▸ **Problem to work on**: Pull from the data below each line where the word "What" occurs, and copy it.

▸ **Data to process**:
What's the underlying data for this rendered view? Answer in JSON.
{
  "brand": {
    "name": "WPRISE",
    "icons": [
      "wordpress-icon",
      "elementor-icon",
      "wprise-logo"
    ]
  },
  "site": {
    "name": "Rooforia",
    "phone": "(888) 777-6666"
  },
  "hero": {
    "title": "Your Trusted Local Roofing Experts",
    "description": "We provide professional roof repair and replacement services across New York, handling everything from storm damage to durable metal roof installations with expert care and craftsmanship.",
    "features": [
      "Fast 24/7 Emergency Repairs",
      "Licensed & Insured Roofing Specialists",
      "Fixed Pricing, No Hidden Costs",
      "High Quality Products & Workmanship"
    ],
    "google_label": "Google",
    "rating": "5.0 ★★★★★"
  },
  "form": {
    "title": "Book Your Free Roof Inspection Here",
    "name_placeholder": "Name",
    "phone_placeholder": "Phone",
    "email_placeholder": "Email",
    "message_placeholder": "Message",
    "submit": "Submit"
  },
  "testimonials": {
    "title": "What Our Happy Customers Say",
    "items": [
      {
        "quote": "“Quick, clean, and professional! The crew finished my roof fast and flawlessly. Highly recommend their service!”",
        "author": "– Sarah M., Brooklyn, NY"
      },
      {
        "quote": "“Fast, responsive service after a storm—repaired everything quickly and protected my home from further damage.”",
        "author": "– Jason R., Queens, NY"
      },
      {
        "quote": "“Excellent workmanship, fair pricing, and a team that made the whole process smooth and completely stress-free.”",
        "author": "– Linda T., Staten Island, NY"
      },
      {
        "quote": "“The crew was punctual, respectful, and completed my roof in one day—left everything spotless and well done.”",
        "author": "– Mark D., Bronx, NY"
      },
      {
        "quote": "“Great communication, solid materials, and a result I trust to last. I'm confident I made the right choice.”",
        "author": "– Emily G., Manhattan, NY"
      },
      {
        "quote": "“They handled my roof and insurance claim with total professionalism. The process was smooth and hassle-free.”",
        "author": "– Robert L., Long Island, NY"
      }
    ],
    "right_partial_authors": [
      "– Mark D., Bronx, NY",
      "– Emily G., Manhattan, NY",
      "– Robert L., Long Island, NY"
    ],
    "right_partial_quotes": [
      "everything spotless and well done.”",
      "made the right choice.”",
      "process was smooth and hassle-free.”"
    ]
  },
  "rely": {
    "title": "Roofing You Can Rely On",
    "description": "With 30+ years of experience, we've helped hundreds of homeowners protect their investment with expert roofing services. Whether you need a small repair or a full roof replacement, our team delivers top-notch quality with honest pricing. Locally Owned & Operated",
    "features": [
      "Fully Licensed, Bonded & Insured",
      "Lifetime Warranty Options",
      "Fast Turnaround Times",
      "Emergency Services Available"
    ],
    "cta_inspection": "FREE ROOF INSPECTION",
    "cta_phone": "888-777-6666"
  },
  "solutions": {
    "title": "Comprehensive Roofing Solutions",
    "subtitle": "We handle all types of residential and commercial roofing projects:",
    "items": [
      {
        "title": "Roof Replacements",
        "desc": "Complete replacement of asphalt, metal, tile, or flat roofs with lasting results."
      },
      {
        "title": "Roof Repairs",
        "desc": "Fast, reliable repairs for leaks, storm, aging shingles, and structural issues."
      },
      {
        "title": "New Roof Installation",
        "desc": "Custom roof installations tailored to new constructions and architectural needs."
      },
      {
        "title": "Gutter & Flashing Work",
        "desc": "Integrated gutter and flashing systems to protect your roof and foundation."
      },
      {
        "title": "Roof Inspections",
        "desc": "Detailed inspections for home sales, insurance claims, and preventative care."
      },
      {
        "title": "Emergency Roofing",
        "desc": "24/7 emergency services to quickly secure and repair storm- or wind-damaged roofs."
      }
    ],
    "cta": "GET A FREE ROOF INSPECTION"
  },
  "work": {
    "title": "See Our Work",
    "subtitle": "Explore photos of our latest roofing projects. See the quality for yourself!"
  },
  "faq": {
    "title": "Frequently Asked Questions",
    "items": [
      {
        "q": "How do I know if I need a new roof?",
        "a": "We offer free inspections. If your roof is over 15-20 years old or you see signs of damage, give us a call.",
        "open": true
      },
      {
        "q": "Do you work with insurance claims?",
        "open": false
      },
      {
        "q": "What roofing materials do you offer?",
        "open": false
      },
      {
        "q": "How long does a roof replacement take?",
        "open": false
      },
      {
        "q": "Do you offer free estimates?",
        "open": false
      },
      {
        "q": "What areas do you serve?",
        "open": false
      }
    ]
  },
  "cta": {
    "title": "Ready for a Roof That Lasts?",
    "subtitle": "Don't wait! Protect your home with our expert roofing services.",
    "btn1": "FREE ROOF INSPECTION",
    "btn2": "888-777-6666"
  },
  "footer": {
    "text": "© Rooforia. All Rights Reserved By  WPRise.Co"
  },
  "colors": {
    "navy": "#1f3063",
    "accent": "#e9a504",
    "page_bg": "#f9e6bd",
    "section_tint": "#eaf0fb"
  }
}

▸ **Answer**:
What's the underlying data for this rendered view? Answer in JSON.
    "title": "What Our Happy Customers Say",
        "q": "What roofing materials do you offer?",
        "q": "What areas do you serve?",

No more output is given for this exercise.